“Is that the same thing as a debutante ball?” asked RCD board member and creative massage therapist Red Bear Taylor, tongue firmly in cheek.
Not exactly, said fellow board member Jan Kudek, a fiber artist recently moved to Log Hill from Denver. “It’s a reaching out to the community to ask what they would like to see the Creative District become.”
“A party to get everyone together in the same spot,” Red Bear ventured. “An attempt to get everyone pulling together on the rope in the same direction.”
After six months of hard work, RCD is ready to present itself, its vision, its logo, its strategic plan, to any and all Ridgwayites interested in creativity, economic development, and the town’s status as a Colorado Prospective Creative District.
The party is Friday, March 1, from 6 to 9 p.m. at the Sherbino Theater. Food will be provided by local restaurants, music by the harmonizing, bass-slapping, guitar-strumming, Heather and Doug.
“This is our way to check in with the community and get feedback,” said Town Manager Jen Coates, who has been helping the committee navigate the new and admittedly nebulous waters since creative districts were first proposed, by Colorado Creative Industries, in 2012. “Are we on the right track? What’s good? What isn’t?” Like Kudek, Coates is looking forward to sharing the committee’s work so far and getting feedback.
“I think this is one of the most exciting things I’ve worked on,” said Mayor John Clark at last Wednesday’s council meeting. “It’s a chance to create a new identity for the town.”
The vision statement the group will present on Friday night is not that Ridgway should become an “artist colony,” if such a thing were possible. According to Kudek, the vision is a much broader notion: that Ridgway “be a community that cultivates creativity.” And that could be via entrepreneurship, problem solving, inspiring others to creative endeavors. “It could be farming, it could be beer making. It could be a kid digging in a mud hole,” said Red Bear. “That’s creativity.”
The tagline on the new Ridgway Creative District logo says: “Cultivate Creative Community.” The logo is the work of Ridgway High School grad Bryce Chismire, now at art school in Santa Fe, who whipped off the design during his holiday vacation last December.
The design incorporates the “word cloud” concept. The words came from last summer’s Imagination Day in Town Park, during which community members of all ages wrote on large canvases about their hopes for Ridgway, and their thoughts on creativity. The words that appeared most often on the canvases appear largest in the word cloud.
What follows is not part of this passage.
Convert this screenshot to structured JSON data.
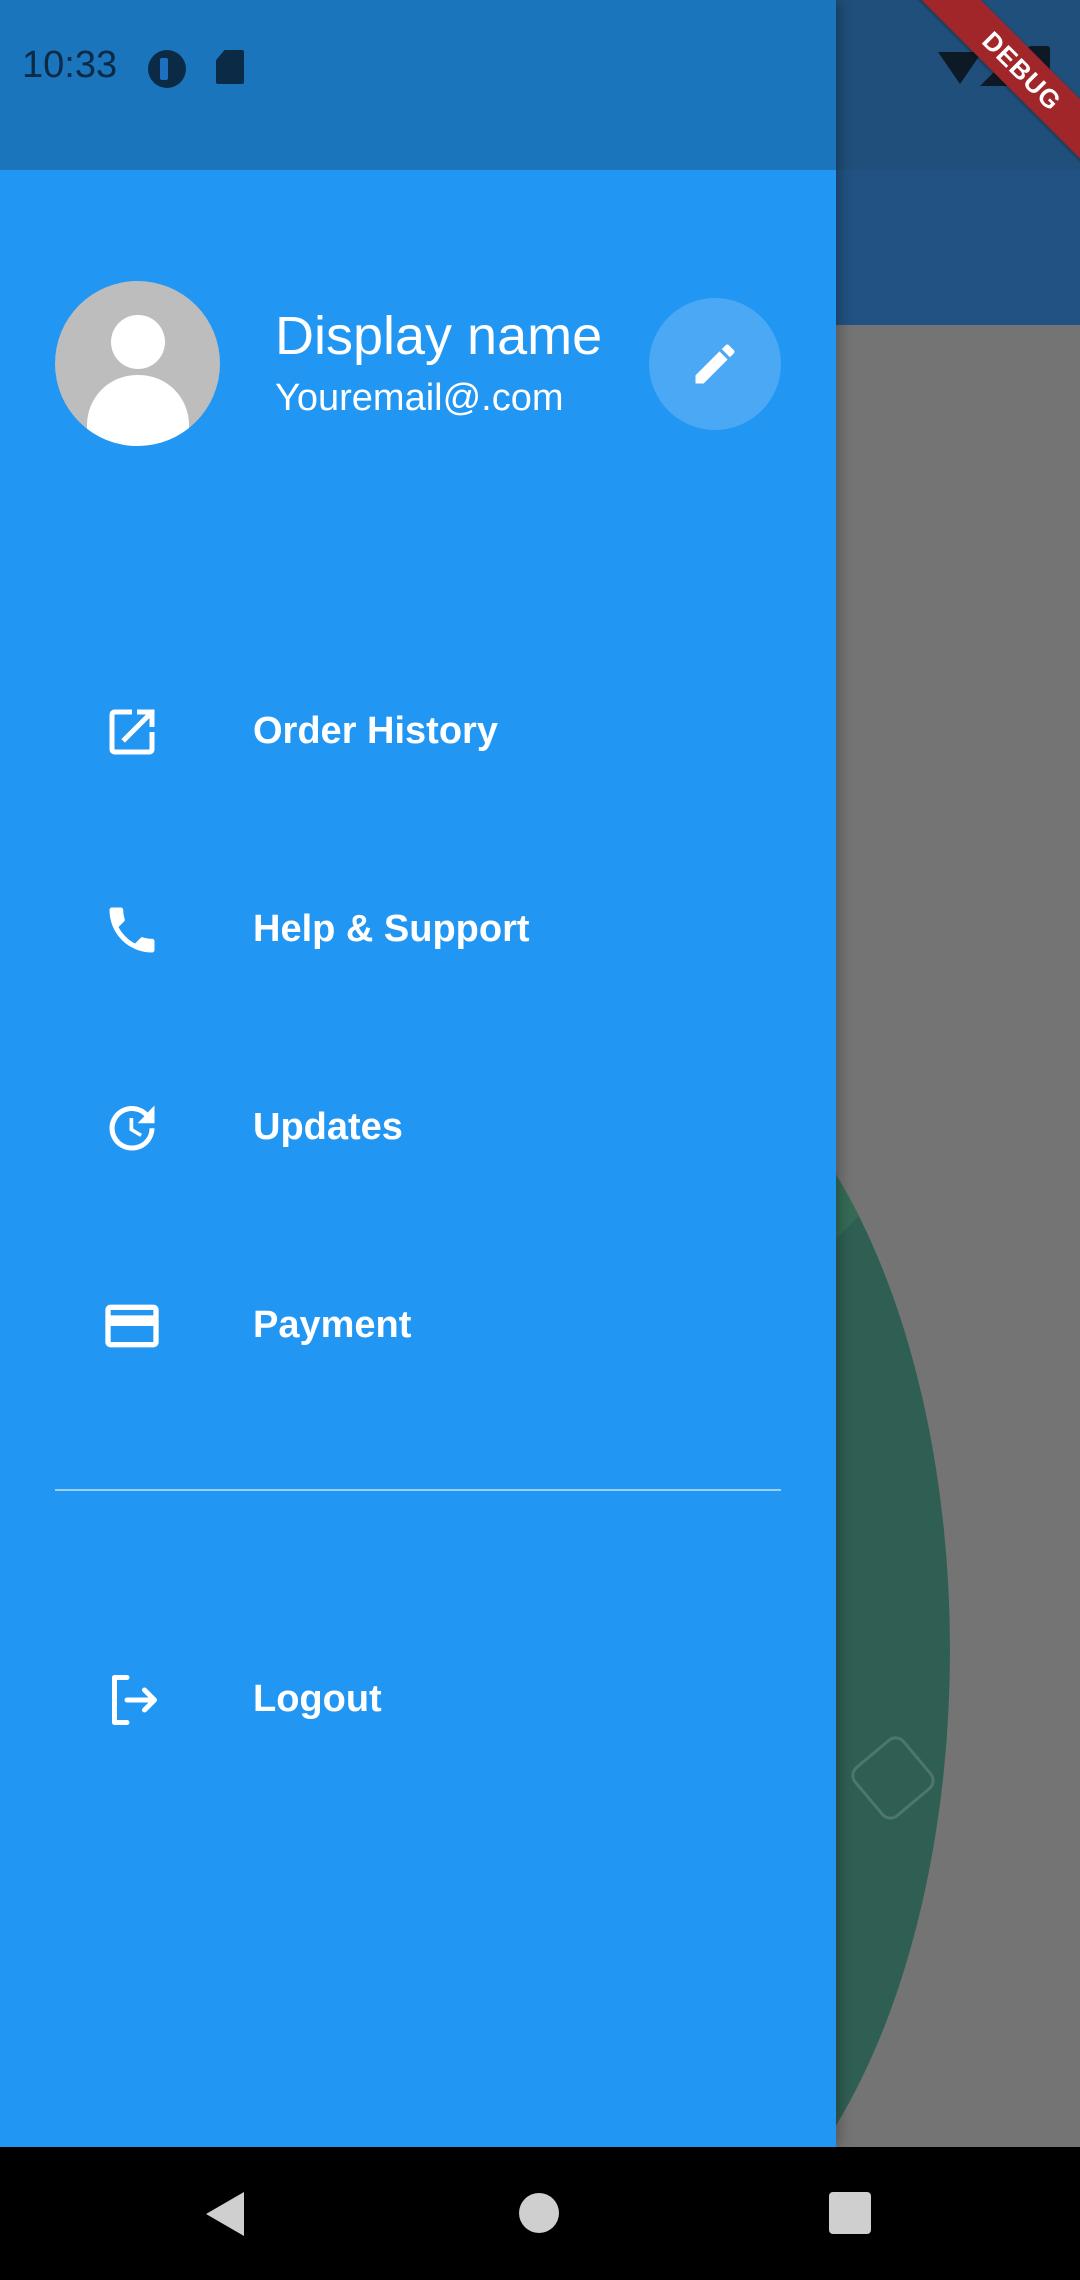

In Chismire’s design, the word cloud is circumscribed by a classic western lasso, which also traces the iconic Courthouse/Chimney Peak skyline east of town.
Also to be presented Friday is a “B-roll” video filmed during Imagination Day and edited with help from Mayor Clark by Ridgway High School students.
And, finally, topping the list of presentations is the group’s just-completed Strategic Plan, assembled with technical help from Telluride planning veteran Amy Levek. Part of the plan is to map out the group’s application to go from “prospective” to “full” creative district. Prospective status netted Ridgway $4,000 from CCI last year. Full status would mean more money and more help from the state in furthering “creative” economic development.
But gaining full status will not be easy. There are only two with that designation now, one in Denver’s downtown arts district and the other in Salida. Ridgway will be competing with Telluride and potentially dozens of other communities for full status.
“The B-roll film will be a part of the next application,” Coates said.
As will the results of all community outreach, including next week’s coming-out event. The Creative District is still actively creating itself.